**What this task involves:** All of the data needs to be repeated exactly.

Records contained in a dataset
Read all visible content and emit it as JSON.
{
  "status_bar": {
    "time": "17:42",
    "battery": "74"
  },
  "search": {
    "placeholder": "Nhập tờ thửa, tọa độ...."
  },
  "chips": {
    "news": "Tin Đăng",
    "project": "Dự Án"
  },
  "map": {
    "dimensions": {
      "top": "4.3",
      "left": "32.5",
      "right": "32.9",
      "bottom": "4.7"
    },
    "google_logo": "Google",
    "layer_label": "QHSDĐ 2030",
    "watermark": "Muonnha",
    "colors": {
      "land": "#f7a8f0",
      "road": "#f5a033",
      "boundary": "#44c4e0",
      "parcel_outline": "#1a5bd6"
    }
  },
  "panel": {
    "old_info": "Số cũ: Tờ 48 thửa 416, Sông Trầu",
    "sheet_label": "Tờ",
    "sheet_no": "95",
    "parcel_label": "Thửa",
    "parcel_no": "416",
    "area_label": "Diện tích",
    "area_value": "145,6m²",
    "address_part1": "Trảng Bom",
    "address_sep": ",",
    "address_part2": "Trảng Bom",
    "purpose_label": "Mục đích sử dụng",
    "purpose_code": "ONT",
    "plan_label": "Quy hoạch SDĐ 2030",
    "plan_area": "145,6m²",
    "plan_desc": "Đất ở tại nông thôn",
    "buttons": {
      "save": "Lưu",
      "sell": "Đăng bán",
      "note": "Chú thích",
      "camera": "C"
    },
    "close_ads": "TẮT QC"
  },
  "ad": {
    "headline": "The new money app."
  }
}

**Answer box:**
Read all visible content and emit it as JSON.
{
  "status_bar": {
    "time": "17:42",
    "battery": "74"
  },
  "search": {
    "placeholder": "Nhập tờ thửa, tọa độ...."
  },
  "chips": {
    "news": "Tin Đăng",
    "project": "Dự Án"
  },
  "map": {
    "dimensions": {
      "top": "4.3",
      "left": "32.5",
      "right": "32.9",
      "bottom": "4.7"
    },
    "google_logo": "Google",
    "layer_label": "QHSDĐ 2030",
    "watermark": "Muonnha",
    "colors": {
      "land": "#f7a8f0",
      "road": "#f5a033",
      "boundary": "#44c4e0",
      "parcel_outline": "#1a5bd6"
    }
  },
  "panel": {
    "old_info": "Số cũ: Tờ 48 thửa 416, Sông Trầu",
    "sheet_label": "Tờ",
    "sheet_no": "95",
    "parcel_label": "Thửa",
    "parcel_no": "416",
    "area_label": "Diện tích",
    "area_value": "145,6m²",
    "address_part1": "Trảng Bom",
    "address_sep": ",",
    "address_part2": "Trảng Bom",
    "purpose_label": "Mục đích sử dụng",
    "purpose_code": "ONT",
    "plan_label": "Quy hoạch SDĐ 2030",
    "plan_area": "145,6m²",
    "plan_desc": "Đất ở tại nông thôn",
    "buttons": {
      "save": "Lưu",
      "sell": "Đăng bán",
      "note": "Chú thích",
      "camera": "C"
    },
    "close_ads": "TẮT QC"
  },
  "ad": {
    "headline": "The new money app."
  }
}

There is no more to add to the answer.